*The problem:* Write out every entry exactly as it stands.

+--

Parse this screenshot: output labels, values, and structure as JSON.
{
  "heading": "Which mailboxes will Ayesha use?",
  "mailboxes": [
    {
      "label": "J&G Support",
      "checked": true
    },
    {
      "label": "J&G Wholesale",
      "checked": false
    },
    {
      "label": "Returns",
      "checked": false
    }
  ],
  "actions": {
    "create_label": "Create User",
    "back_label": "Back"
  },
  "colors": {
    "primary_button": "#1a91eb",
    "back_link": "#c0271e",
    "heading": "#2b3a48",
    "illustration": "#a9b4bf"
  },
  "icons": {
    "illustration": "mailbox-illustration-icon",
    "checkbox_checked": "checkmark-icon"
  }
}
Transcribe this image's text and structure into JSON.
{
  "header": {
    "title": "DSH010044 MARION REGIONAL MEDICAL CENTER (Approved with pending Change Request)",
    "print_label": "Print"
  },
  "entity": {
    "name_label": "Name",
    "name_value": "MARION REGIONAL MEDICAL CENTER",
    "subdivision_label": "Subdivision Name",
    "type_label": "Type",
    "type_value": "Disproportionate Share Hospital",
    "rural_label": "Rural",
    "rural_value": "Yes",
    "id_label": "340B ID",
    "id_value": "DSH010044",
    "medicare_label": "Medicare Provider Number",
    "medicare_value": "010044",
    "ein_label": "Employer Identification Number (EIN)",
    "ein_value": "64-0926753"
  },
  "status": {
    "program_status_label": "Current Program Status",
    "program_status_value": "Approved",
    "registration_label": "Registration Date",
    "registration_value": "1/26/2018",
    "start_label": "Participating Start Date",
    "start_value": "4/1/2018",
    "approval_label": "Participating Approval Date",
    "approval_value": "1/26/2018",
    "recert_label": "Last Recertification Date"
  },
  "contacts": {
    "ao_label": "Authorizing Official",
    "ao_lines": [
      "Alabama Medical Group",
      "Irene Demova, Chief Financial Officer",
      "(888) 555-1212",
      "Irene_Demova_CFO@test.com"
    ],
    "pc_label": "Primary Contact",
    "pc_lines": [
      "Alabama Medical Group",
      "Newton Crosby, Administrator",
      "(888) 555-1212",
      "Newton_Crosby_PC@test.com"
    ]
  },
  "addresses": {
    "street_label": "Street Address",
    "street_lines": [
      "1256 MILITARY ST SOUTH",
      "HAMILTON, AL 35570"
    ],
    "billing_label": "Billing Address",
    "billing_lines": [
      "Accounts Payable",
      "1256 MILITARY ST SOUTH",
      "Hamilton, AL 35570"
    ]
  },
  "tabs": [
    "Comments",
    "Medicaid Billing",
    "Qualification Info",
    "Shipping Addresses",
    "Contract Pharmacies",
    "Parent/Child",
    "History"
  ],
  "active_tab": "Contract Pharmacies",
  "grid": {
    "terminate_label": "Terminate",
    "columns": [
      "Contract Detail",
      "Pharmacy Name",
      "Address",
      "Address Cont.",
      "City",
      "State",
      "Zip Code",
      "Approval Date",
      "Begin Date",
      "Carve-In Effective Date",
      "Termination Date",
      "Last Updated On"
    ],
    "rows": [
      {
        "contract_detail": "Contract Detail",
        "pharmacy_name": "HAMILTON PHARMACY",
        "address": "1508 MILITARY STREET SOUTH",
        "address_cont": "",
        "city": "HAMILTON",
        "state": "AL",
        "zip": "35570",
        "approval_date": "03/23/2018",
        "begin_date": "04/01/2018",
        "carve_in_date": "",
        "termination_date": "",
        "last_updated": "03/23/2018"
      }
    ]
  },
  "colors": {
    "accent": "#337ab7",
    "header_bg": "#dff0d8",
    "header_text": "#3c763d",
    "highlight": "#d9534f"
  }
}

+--

*Solved problem:*
Parse this screenshot: output labels, values, and structure as JSON.
{
  "heading": "Which mailboxes will Ayesha use?",
  "mailboxes": [
    {
      "label": "J&G Support",
      "checked": true
    },
    {
      "label": "J&G Wholesale",
      "checked": false
    },
    {
      "label": "Returns",
      "checked": false
    }
  ],
  "actions": {
    "create_label": "Create User",
    "back_label": "Back"
  },
  "colors": {
    "primary_button": "#1a91eb",
    "back_link": "#c0271e",
    "heading": "#2b3a48",
    "illustration": "#a9b4bf"
  },
  "icons": {
    "illustration": "mailbox-illustration-icon",
    "checkbox_checked": "checkmark-icon"
  }
}
Transcribe this image's text and structure into JSON.
{
  "header": {
    "title": "DSH010044 MARION REGIONAL MEDICAL CENTER (Approved with pending Change Request)",
    "print_label": "Print"
  },
  "entity": {
    "name_label": "Name",
    "name_value": "MARION REGIONAL MEDICAL CENTER",
    "subdivision_label": "Subdivision Name",
    "type_label": "Type",
    "type_value": "Disproportionate Share Hospital",
    "rural_label": "Rural",
    "rural_value": "Yes",
    "id_label": "340B ID",
    "id_value": "DSH010044",
    "medicare_label": "Medicare Provider Number",
    "medicare_value": "010044",
    "ein_label": "Employer Identification Number (EIN)",
    "ein_value": "64-0926753"
  },
  "status": {
    "program_status_label": "Current Program Status",
    "program_status_value": "Approved",
    "registration_label": "Registration Date",
    "registration_value": "1/26/2018",
    "start_label": "Participating Start Date",
    "start_value": "4/1/2018",
    "approval_label": "Participating Approval Date",
    "approval_value": "1/26/2018",
    "recert_label": "Last Recertification Date"
  },
  "contacts": {
    "ao_label": "Authorizing Official",
    "ao_lines": [
      "Alabama Medical Group",
      "Irene Demova, Chief Financial Officer",
      "(888) 555-1212",
      "Irene_Demova_CFO@test.com"
    ],
    "pc_label": "Primary Contact",
    "pc_lines": [
      "Alabama Medical Group",
      "Newton Crosby, Administrator",
      "(888) 555-1212",
      "Newton_Crosby_PC@test.com"
    ]
  },
  "addresses": {
    "street_label": "Street Address",
    "street_lines": [
      "1256 MILITARY ST SOUTH",
      "HAMILTON, AL 35570"
    ],
    "billing_label": "Billing Address",
    "billing_lines": [
      "Accounts Payable",
      "1256 MILITARY ST SOUTH",
      "Hamilton, AL 35570"
    ]
  },
  "tabs": [
    "Comments",
    "Medicaid Billing",
    "Qualification Info",
    "Shipping Addresses",
    "Contract Pharmacies",
    "Parent/Child",
    "History"
  ],
  "active_tab": "Contract Pharmacies",
  "grid": {
    "terminate_label": "Terminate",
    "columns": [
      "Contract Detail",
      "Pharmacy Name",
      "Address",
      "Address Cont.",
      "City",
      "State",
      "Zip Code",
      "Approval Date",
      "Begin Date",
      "Carve-In Effective Date",
      "Termination Date",
      "Last Updated On"
    ],
    "rows": [
      {
        "contract_detail": "Contract Detail",
        "pharmacy_name": "HAMILTON PHARMACY",
        "address": "1508 MILITARY STREET SOUTH",
        "address_cont": "",
        "city": "HAMILTON",
        "state": "AL",
        "zip": "35570",
        "approval_date": "03/23/2018",
        "begin_date": "04/01/2018",
        "carve_in_date": "",
        "termination_date": "",
        "last_updated": "03/23/2018"
      }
    ]
  },
  "colors": {
    "accent": "#337ab7",
    "header_bg": "#dff0d8",
    "header_text": "#3c763d",
    "highlight": "#d9534f"
  }
}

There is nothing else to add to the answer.